» EXERCISE DIRECTIONS: Among the entries below, count the lines that contain the word "pozice". Write down only the total.

╭─ DATA RECORDS

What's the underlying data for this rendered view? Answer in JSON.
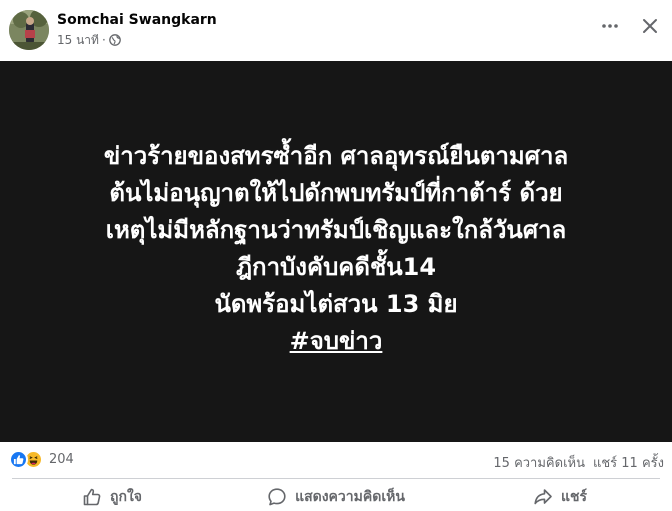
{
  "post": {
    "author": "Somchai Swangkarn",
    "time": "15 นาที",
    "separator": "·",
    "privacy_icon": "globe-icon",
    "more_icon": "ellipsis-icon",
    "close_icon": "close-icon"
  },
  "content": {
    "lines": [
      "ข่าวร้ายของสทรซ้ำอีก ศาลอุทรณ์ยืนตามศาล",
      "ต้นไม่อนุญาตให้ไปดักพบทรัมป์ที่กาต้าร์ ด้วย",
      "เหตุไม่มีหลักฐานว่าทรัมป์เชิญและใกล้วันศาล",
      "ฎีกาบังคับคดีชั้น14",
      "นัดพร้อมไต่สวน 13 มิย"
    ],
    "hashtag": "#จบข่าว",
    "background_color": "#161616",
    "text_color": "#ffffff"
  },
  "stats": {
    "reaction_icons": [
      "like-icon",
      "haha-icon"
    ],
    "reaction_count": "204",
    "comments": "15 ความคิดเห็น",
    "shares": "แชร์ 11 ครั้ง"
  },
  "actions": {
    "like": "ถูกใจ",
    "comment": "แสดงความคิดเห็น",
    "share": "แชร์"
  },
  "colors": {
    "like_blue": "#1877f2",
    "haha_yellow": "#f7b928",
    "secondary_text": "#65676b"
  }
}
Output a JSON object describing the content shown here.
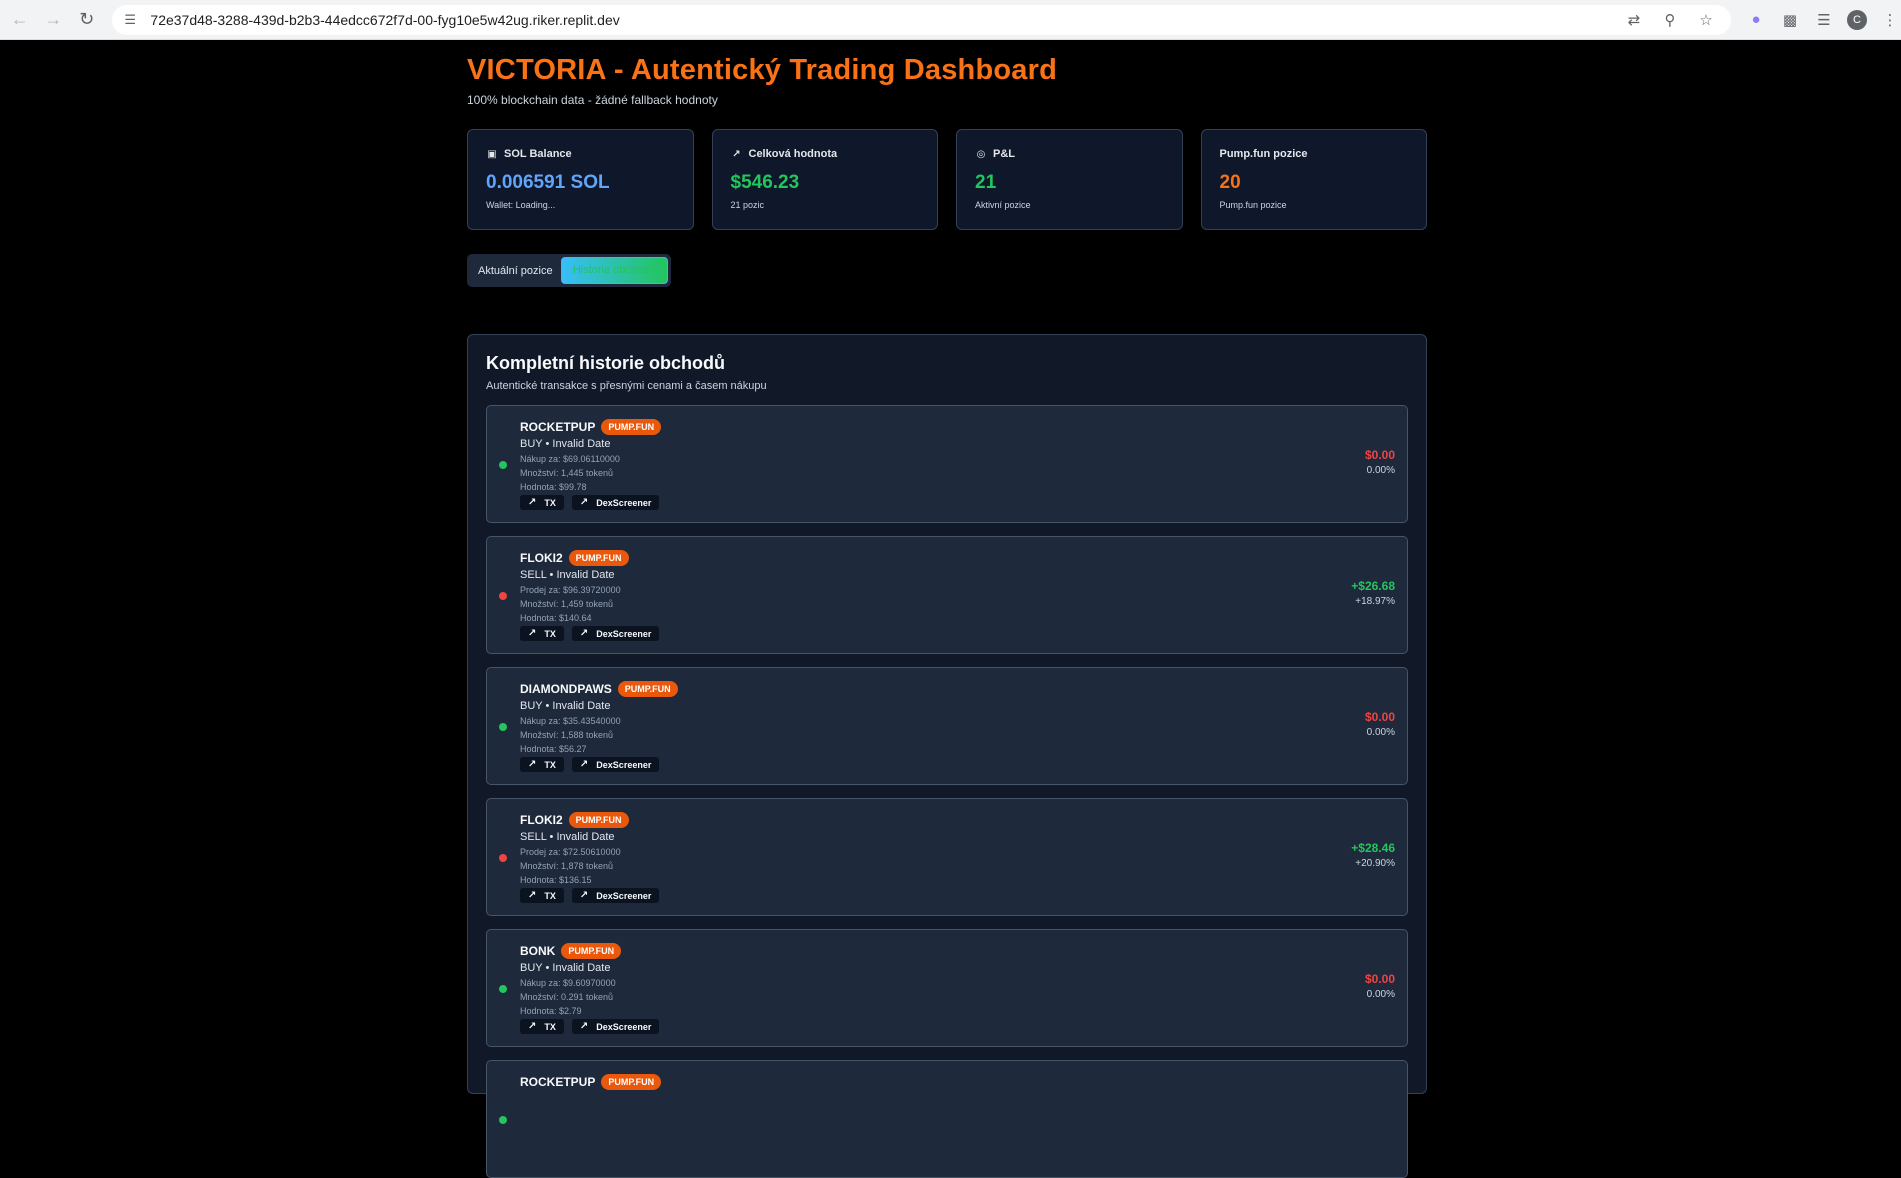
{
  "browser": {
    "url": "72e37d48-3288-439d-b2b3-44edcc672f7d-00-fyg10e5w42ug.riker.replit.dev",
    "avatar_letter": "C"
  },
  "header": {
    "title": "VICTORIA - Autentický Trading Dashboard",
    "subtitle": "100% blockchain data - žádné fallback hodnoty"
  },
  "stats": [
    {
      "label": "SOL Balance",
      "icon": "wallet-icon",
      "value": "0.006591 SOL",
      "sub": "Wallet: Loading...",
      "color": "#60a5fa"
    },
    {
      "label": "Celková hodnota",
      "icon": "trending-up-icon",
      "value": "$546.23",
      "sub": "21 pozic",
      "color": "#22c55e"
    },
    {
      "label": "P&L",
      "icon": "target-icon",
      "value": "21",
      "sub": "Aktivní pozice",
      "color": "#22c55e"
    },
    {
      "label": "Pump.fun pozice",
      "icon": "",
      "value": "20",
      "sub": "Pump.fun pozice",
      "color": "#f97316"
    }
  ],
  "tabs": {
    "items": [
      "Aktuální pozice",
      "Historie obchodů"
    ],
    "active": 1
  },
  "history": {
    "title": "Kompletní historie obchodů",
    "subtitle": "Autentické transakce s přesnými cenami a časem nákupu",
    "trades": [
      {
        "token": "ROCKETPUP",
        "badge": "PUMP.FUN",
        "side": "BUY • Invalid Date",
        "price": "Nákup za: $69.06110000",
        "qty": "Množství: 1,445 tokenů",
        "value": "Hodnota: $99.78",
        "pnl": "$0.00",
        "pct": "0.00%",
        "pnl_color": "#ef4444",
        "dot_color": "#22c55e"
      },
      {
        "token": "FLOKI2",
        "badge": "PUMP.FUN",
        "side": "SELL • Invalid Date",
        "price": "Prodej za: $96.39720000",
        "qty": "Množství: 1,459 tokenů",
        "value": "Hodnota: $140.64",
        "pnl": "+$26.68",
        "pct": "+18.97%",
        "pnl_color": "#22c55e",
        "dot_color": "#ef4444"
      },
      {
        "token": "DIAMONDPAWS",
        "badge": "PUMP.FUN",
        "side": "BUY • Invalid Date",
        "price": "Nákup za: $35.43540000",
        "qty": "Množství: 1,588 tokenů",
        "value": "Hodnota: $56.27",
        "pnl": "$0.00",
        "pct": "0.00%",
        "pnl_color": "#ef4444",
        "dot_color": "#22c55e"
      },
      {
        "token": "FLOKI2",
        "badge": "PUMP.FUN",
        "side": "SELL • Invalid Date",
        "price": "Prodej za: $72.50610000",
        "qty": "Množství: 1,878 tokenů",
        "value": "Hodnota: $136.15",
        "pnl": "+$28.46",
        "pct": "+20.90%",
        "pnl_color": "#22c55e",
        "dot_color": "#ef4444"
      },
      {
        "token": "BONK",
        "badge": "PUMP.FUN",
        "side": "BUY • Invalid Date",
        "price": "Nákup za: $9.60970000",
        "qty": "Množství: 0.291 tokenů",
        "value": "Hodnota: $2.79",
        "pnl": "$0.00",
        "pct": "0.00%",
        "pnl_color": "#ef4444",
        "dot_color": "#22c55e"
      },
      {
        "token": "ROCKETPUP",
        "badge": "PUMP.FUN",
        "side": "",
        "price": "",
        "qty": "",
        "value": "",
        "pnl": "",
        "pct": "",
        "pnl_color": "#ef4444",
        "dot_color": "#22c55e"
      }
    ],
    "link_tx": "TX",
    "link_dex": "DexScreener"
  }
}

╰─
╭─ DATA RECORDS

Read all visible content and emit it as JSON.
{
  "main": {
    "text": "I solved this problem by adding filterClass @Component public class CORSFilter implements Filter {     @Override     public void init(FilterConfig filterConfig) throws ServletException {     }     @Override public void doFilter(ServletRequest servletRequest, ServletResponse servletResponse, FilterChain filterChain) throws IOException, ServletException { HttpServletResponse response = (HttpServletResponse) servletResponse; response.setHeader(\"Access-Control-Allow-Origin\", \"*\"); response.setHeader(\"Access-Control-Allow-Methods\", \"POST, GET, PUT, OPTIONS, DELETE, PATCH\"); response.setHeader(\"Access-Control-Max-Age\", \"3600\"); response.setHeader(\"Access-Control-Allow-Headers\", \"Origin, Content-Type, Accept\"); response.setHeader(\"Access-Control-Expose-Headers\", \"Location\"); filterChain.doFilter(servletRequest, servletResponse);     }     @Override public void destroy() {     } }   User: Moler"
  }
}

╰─
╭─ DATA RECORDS

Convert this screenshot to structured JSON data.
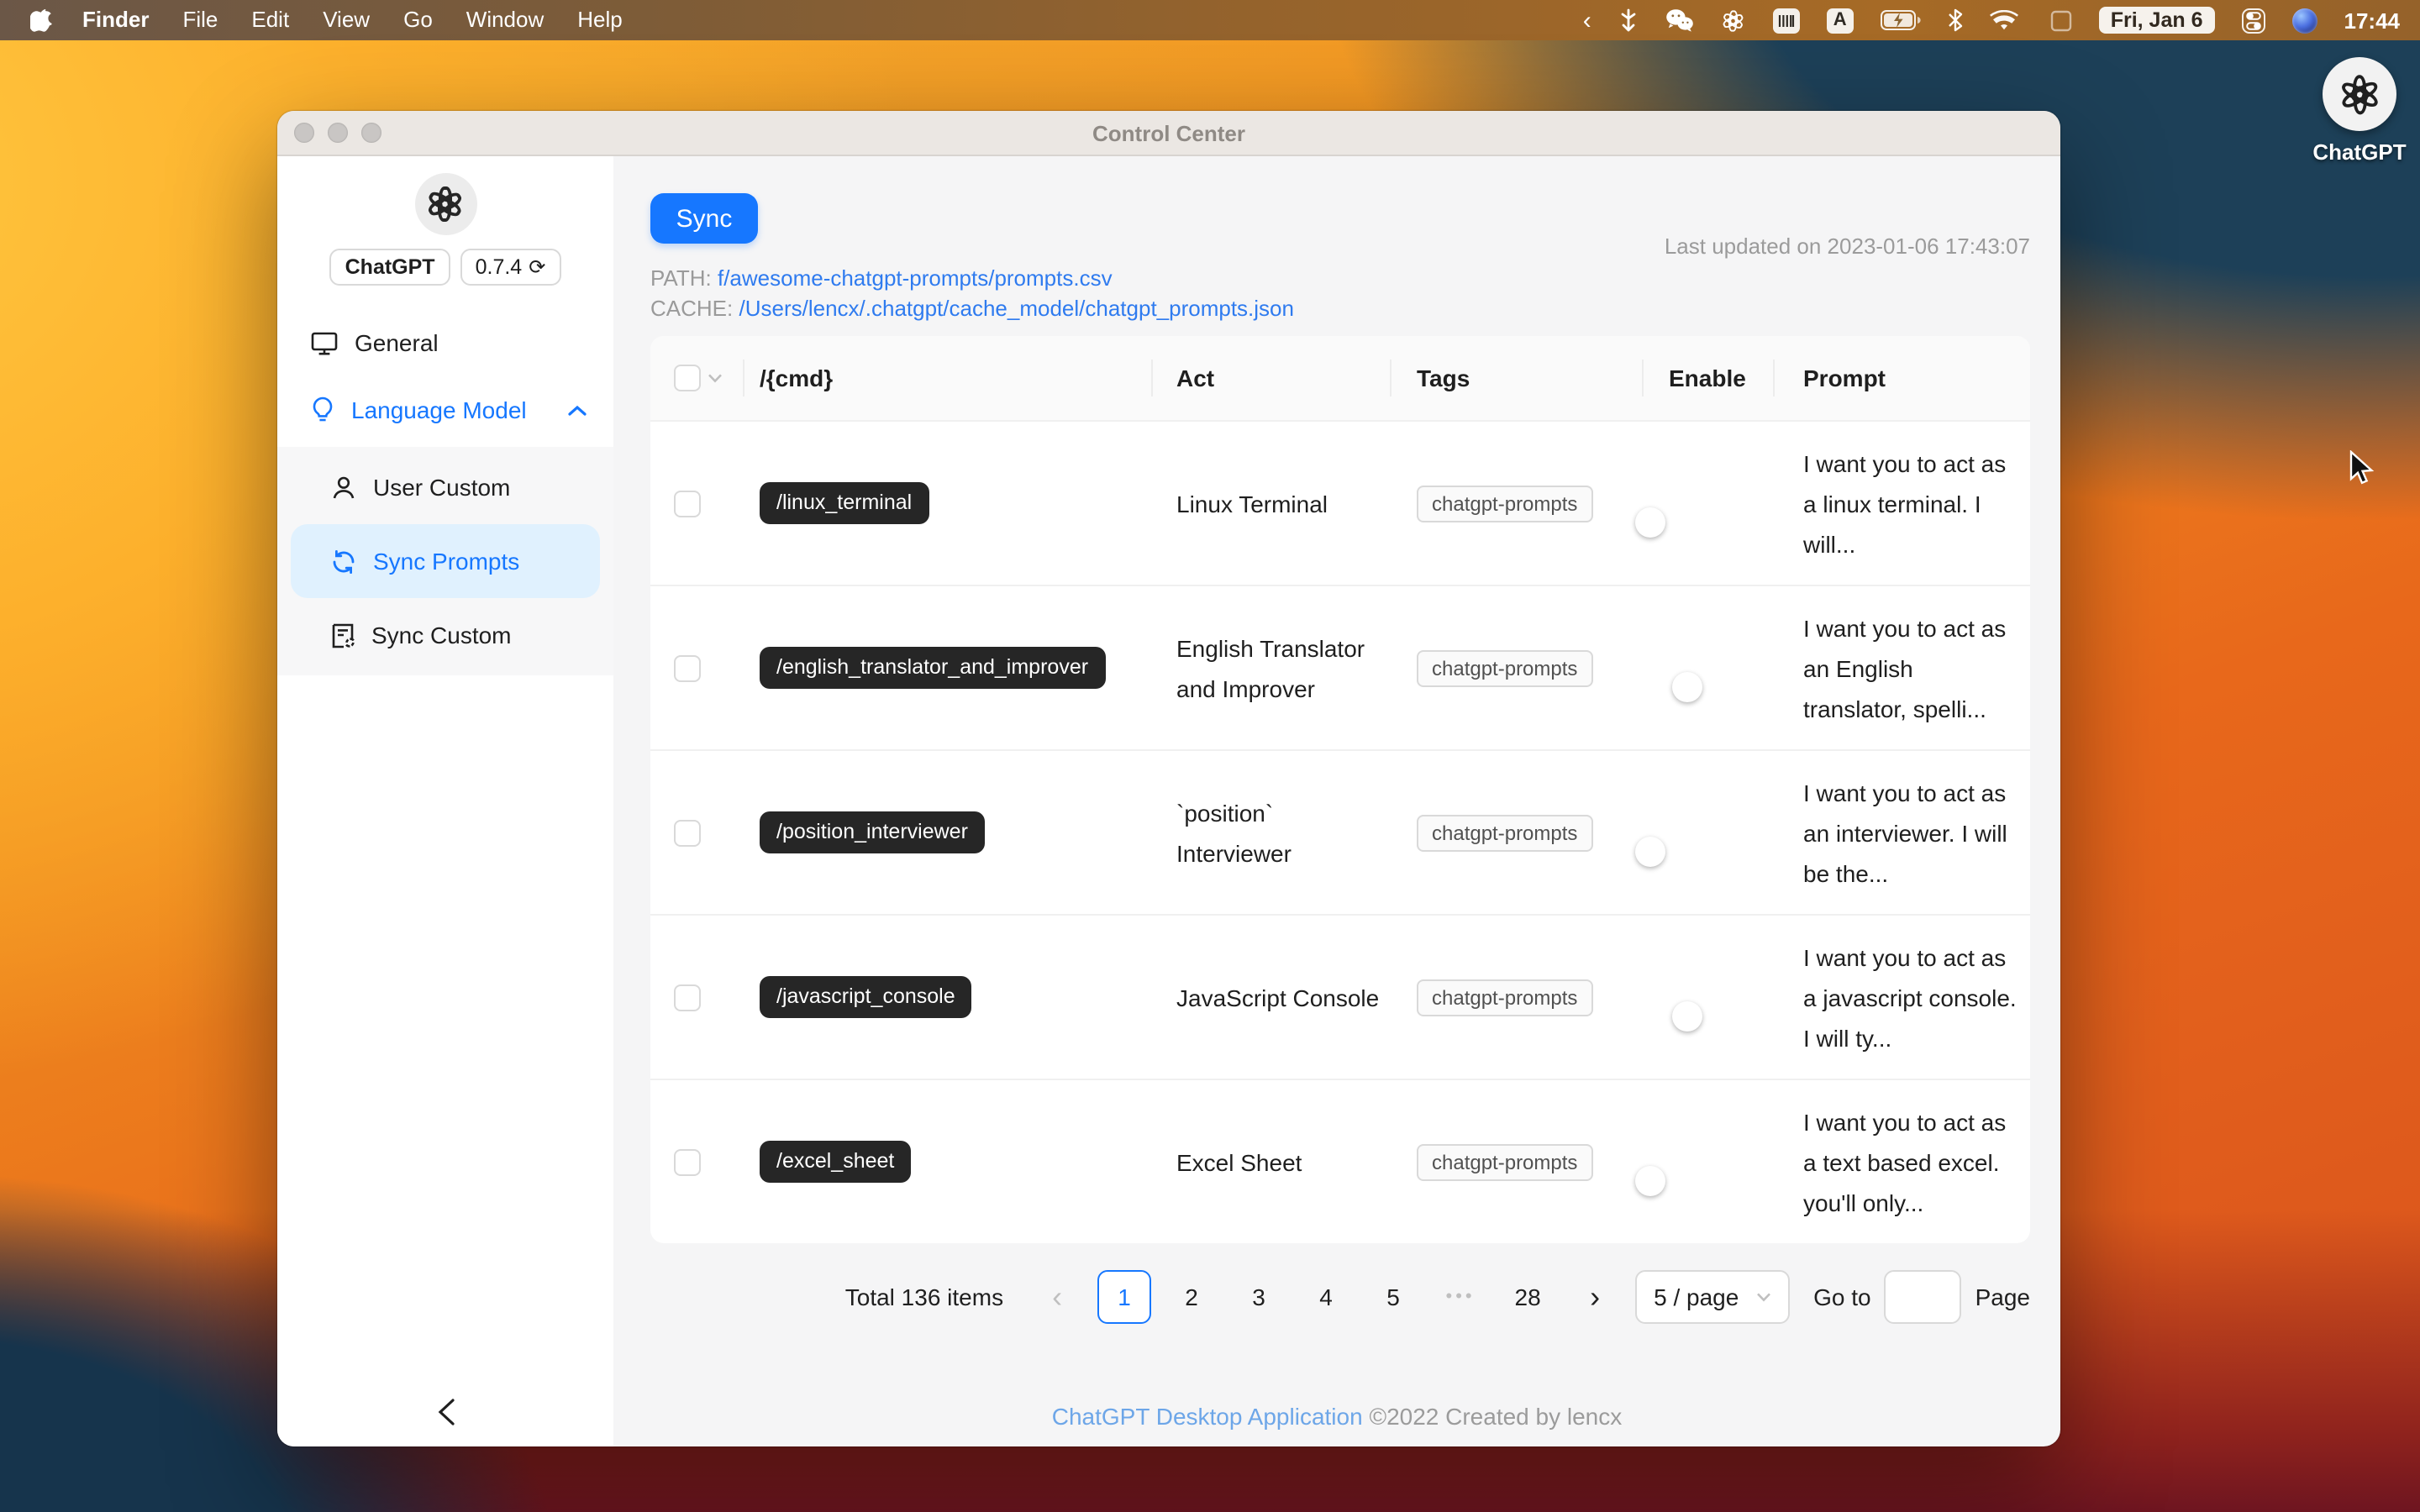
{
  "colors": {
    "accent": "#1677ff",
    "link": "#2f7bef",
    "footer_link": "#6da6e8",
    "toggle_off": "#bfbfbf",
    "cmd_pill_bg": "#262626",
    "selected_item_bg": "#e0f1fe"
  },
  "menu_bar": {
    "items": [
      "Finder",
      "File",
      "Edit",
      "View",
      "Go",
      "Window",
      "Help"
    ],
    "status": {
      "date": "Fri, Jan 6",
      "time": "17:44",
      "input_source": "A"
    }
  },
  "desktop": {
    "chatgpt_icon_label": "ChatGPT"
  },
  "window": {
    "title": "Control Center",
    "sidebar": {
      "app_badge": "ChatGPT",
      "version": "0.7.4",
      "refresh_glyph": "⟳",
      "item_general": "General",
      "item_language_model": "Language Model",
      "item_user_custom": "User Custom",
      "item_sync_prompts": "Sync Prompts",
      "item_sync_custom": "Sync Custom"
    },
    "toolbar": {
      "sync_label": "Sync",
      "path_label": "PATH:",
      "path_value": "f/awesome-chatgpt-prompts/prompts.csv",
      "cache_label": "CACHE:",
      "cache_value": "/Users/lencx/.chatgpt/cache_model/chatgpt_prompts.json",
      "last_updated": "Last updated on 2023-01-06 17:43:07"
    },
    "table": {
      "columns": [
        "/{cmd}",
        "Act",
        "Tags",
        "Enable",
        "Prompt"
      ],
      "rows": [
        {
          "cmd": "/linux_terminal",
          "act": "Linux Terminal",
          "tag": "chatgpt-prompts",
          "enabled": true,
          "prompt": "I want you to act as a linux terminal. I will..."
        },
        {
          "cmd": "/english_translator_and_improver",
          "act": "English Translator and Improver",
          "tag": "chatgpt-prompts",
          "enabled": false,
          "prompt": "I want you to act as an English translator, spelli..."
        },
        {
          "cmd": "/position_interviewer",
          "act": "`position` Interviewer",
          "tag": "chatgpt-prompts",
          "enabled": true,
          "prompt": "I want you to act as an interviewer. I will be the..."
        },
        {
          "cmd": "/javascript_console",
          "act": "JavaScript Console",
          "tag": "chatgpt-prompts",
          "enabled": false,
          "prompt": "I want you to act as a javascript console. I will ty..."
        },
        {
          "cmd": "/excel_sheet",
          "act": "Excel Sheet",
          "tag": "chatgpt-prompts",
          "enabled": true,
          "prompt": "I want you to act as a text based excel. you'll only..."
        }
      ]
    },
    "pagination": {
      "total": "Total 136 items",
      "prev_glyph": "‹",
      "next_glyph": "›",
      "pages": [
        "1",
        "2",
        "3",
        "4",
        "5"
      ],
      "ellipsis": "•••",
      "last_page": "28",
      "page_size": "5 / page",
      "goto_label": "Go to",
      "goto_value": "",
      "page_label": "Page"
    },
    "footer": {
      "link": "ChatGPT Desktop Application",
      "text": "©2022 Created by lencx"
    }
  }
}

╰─

» PROBLEM SOLUTION: 4